In conclusion, Active Learning is a powerful semi-supervised learning tool that can reduce the amount of manual labor required in Machine Learning projects and improve model accuracy at the same time. It works by intelligently selecting data points that are most valuable for training a model. Common query strategies include uncertainty sampling, query by committee, and pool-based sampling. Active learning can be applied to any task where labeled data is scarce or expensive to obtain.


Active Learning has widespread practical applications in all domains of Artificial Intelligence due to its ability to produce optimal performance even with few labeled samples. It is commonly used instead of traditional Supervised Learning, saving a lot of resources for ML teams. Let us look into some of them next.

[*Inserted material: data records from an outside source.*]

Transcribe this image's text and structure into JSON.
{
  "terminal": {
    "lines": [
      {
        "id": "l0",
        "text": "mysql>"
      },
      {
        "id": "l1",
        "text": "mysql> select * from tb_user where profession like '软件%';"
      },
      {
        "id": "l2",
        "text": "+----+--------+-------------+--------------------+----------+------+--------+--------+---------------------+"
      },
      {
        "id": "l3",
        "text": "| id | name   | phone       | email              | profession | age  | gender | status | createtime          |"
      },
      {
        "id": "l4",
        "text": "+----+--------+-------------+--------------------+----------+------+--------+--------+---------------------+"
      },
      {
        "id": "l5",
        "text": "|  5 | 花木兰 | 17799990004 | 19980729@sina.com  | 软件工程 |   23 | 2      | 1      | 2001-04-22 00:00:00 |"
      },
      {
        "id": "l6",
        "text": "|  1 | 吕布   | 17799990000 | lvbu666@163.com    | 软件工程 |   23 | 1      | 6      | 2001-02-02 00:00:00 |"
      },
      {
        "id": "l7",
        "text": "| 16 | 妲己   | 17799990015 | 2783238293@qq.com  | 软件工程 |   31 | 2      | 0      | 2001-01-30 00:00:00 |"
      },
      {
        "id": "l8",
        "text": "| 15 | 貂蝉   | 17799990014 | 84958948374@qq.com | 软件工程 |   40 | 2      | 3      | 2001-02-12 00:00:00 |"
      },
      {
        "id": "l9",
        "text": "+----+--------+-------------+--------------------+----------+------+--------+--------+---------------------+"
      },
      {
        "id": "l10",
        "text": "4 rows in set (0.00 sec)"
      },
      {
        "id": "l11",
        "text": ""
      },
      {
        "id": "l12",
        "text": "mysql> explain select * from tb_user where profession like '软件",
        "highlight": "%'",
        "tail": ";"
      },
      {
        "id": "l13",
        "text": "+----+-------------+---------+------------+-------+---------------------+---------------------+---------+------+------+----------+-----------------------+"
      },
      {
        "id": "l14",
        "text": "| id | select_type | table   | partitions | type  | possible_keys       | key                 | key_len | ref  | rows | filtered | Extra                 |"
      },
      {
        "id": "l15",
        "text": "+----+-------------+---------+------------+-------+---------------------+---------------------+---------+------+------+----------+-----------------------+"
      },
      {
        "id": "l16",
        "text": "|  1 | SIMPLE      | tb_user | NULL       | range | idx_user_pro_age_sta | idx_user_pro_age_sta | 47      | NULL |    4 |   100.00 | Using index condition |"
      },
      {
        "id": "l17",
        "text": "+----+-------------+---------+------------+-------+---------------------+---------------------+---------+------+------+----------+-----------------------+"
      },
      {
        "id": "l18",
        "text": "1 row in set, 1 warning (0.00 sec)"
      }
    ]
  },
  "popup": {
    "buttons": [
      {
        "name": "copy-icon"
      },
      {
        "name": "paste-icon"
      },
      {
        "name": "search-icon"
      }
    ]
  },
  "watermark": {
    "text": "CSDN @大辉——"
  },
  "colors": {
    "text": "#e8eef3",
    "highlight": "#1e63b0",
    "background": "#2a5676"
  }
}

  • Image Classification: As labeled data is expensive to obtain, Active Learning can be used in image classification tasks to reduce the amount of manually annotated data required. It selects the most informative images from a large pool of unlabeled examples, which allows models to learn faster and more accurately.
  • Natural Language Processing (NLP): Active Learning can also be applied to NLP tasks such as text classification and sentiment analysis. In these tasks, active learning algorithms can select data points that contain valuable information while reducing the need for manual labeling.
  • Speech Recognition: Active Learning techniques have been shown to improve speech recognition accuracy by selecting only those audio samples that are likely to contain useful information. This reduces the number of false positives
  • Computer Vision: Active Learning is also used in computer vision applications to reduce the amount of labeled data required for training models. This allows models to be trained faster and more accurately while requiring less human effort.


We at Lexunit already faced this problem that we had not enough labeled data to train a machine-learning model for a document processing problem. We made our research on the topic and found many interesting ones, but the one we would like to highlight is Snorkel.ai. Snorkel is an active learning library for data-driven AI applications. It allows us to quickly create training data set with a help of a weak classifier. In the end, we solved our problem with synthetic data generation which required a manual template creation process, but as always the whole project was very valuable from a learning standpoint.

In summary, Active Learning is a powerful semi-supervised machine learning technique that can improve model accuracy while reducing the amount of manual labor needed for labeling data. It is widely used in many different domains, from image classification to NLP tasks. Modern research into active learning has led to the development of new algorithms that are more accurate and efficient than ever before. With further research, we can expect more improvements in this field over time.

Sources: Murphy, K. (2012). Machine learning: A probabilistic perspective. MIT Press. Stanford Artificial Intelligence Lab course CS221. Available online courses covering topics related to Active Learning.